Gateways to Conflict
As the English began to establish settlements up river from Jamestown, they chose prime agricultural spots known as Indian fields that had been cleared and were still in use by the Natives. George Swinhow claimed three hundred acres in this vicinity, which probably included some of the fields you drove past when entering the park. His settlement was occupied by his wife, two sons and at least four others.
One fateful day - March 22nd, 1622 - George Swinhow's settlement, like others bordering the James River, was surprised by a carefully planned and coordinated Indian assault. Swinhow's wife, two sons, and four others perished. Swinhow and the survivors from nearby areas retreated back to Jamestown. His settlement and most of the others that lined the river were abandoned. After the assault, the English established a methodical plan to remove Native peoples from areas of English settlement.
The Indians called this plant "Englishman's Foot" because it was never seen before the English arrived, and after they came it could be found everywhere they set foot. Can you find it here?
"The New World" MMV New Line Productions, Inc. All rights reserved. Photo by Marie Wallace. Photo appears courtesy of New Line Productions, Inc.
Gateways to Immigration

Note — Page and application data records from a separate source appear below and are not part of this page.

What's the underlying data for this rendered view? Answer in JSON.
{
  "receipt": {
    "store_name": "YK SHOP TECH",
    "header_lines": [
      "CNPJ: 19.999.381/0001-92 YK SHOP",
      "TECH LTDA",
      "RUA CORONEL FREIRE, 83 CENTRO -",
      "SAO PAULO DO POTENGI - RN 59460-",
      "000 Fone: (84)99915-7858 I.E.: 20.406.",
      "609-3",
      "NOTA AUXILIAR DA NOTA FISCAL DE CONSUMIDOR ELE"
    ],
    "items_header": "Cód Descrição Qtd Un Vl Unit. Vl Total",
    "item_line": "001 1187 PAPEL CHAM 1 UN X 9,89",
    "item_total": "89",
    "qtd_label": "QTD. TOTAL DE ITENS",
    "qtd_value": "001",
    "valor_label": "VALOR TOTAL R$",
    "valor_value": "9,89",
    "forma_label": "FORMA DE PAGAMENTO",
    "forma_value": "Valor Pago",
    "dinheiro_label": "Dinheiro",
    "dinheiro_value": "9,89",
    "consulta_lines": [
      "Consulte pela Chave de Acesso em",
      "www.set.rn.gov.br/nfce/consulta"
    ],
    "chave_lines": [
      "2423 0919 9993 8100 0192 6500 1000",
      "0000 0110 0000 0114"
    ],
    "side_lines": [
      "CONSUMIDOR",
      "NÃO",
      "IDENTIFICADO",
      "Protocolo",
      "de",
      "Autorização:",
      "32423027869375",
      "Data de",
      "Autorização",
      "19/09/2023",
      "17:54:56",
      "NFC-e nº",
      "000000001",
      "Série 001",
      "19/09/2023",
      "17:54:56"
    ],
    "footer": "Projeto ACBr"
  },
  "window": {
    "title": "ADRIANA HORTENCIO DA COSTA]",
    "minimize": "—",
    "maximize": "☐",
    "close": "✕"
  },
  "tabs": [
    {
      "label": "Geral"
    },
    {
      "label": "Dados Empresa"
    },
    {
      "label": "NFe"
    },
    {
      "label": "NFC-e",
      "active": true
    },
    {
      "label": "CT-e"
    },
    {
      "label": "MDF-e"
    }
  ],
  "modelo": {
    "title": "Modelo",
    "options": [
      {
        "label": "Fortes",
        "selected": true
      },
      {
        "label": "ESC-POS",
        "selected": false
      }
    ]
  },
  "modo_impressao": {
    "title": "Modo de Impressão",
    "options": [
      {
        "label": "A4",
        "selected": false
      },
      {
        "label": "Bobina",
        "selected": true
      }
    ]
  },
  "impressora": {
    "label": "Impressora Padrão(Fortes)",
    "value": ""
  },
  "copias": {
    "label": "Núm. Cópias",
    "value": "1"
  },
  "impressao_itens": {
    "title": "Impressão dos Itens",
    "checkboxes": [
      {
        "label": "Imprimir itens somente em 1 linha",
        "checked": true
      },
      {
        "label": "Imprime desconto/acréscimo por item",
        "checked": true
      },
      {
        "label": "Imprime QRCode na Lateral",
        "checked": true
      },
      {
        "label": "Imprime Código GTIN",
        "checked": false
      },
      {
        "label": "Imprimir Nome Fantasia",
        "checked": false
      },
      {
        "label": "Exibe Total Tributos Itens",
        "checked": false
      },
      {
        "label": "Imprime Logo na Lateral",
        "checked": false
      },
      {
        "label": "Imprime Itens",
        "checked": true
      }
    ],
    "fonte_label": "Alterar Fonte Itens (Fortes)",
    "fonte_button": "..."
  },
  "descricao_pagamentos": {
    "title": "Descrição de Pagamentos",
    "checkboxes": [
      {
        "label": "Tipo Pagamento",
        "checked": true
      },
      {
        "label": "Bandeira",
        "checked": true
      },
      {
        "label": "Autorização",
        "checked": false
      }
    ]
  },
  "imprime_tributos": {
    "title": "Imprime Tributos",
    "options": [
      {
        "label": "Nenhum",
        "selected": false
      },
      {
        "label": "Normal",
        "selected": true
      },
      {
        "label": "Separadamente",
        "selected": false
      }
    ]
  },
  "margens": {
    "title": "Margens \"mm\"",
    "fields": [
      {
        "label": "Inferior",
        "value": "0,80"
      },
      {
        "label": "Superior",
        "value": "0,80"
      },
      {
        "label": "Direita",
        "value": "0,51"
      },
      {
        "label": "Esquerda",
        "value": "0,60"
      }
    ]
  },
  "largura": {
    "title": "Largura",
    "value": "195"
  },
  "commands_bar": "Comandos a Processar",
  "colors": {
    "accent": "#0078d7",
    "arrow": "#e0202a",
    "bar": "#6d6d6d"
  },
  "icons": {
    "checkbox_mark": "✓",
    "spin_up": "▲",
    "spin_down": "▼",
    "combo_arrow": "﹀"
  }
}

The English were determined to keep the land they had claimed for England, and tobacco gave them a reason to continue seeking more land. The "golden weed" could bring huge profits in European markets, but it required lots of land and many laborers.
Tobacco planters devised a system called the "head right" system, to get both at once. This system provided 50 acres of land and the right to the immigrant's labor for five to seven years to the person who paid the immigrant's transit fare. Poor and landless English men, women, and orphans came by the thousands, and the tobacco planters who paid their fares obtained huge tracts of land like the 3,500 Buckland plantation which included this park.
Gradually, Virginia planters turned to the African slave trade for a regenerating supply of labor. The first Africans were brought to Virginia in 1619 and a number settled at Flowerdew Hundred, located across the James from here. In 1639, a dozen Africans were brought here to Buckland.
These pipes were excavated near Kaquothocun's town. Archeologists are not certain whether they were made by Indians or Africans. Courtesy the Virginia Dept. of Historic Resources. What do you think?
Handkerchief detail ca 1770. Courtesy The Colonial Williamsburg Foundation.
False hope and promises often lured poor whites to Virginia as tobacco laborers. Thomas Hellier committed a triple murder nearby while trying to escape from his indenture and was hung across the river at Windmill Point. The minister of Weyanoke Parish published Hellier's story in England as a "cautionary tale." This famous publication warned not only of the consequences of sin, but of the hard life awaiting laborers in Virginia tobacco fields. Courtesy the Virginia Historical Society, Richmond, Va.
Illustration from Jonathan Carver, A Treatise on the Culture of the Tobacco Plant, 1779. Courtesy of The Library of Virginia.
Gateways to Commerce
Tobacco - and the land rush it promoted - produced a pattern of settlement too dispersed to sustain traditional towns. Virginia's many rivers also contributed to dispersed settlement as they provided every planter with direct access to English markets, thus reducing the need for local ones. In the absence of traditional towns, the Virginia institutions of the 1600s such as the courthouse, tavern, and parish church clustered at the water's edge.
As more tobacco was grown, wealthy planters sought to control prices by limiting the quantity shipped to Europe. All tobacco grown in a region became subject to inspection at licensed warehouses which also were located at the water's edge. In fact, Swineyards was the site of one such warehouse where great hogsheads of tobacco were rolled down the docks and onto ships bound across the Atlantic.
Can you find this plant in the park?
Originally it was known as Jamestown Weed because it-grew in abundance around Jamestown Fort. The plant is an introduced species that may have come to Virginia in tobacco seed imported from Central America.
Packing the Tobacco Hogshead. Tobacco Plantation. Courtesy The Mariners' Museum, Newport News, Va.
Methods for Transporting a Hogshead to the Warehouse. Illustrations from William Tarum. An Historical and Practical Essay on the Culture and Commerce of Tobacco, 1800. Courtesy Library of Virginia.
The Tobacco Warehouse. Fry-Jefferson map 1751. Courtesy The Library of Virginia.